---------- Records for this task

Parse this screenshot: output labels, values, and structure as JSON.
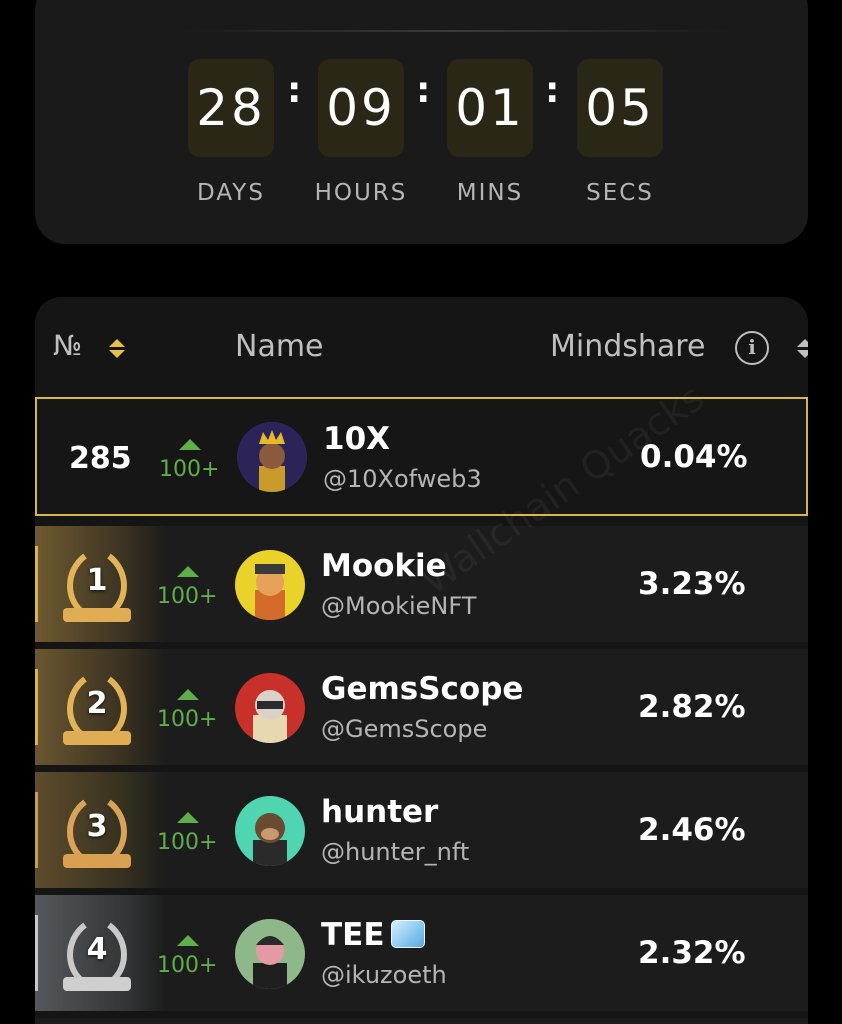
{
  "countdown": {
    "days": "28",
    "hours": "09",
    "mins": "01",
    "secs": "05",
    "days_label": "DAYS",
    "hours_label": "HOURS",
    "mins_label": "MINS",
    "secs_label": "SECS",
    "separator": ":"
  },
  "table": {
    "headers": {
      "rank": "№",
      "name": "Name",
      "mindshare": "Mindshare"
    },
    "current_user": {
      "rank": "285",
      "change": "100+",
      "name": "10X",
      "handle": "@10Xofweb3",
      "mindshare": "0.04%"
    },
    "rows": [
      {
        "rank": "1",
        "change": "100+",
        "name": "Mookie",
        "handle": "@MookieNFT",
        "mindshare": "3.23%"
      },
      {
        "rank": "2",
        "change": "100+",
        "name": "GemsScope",
        "handle": "@GemsScope",
        "mindshare": "2.82%"
      },
      {
        "rank": "3",
        "change": "100+",
        "name": "hunter",
        "handle": "@hunter_nft",
        "mindshare": "2.46%"
      },
      {
        "rank": "4",
        "change": "100+",
        "name": "TEE",
        "handle": "@ikuzoeth",
        "mindshare": "2.32%"
      }
    ]
  },
  "watermark": "Wallchain Quacks",
  "colors": {
    "accent_gold": "#d9b54a",
    "trend_green": "#5fae4a",
    "card_bg": "#1a1a1a"
  }
}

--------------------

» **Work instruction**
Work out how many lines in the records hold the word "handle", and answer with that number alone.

» **Solution to this exercise**
5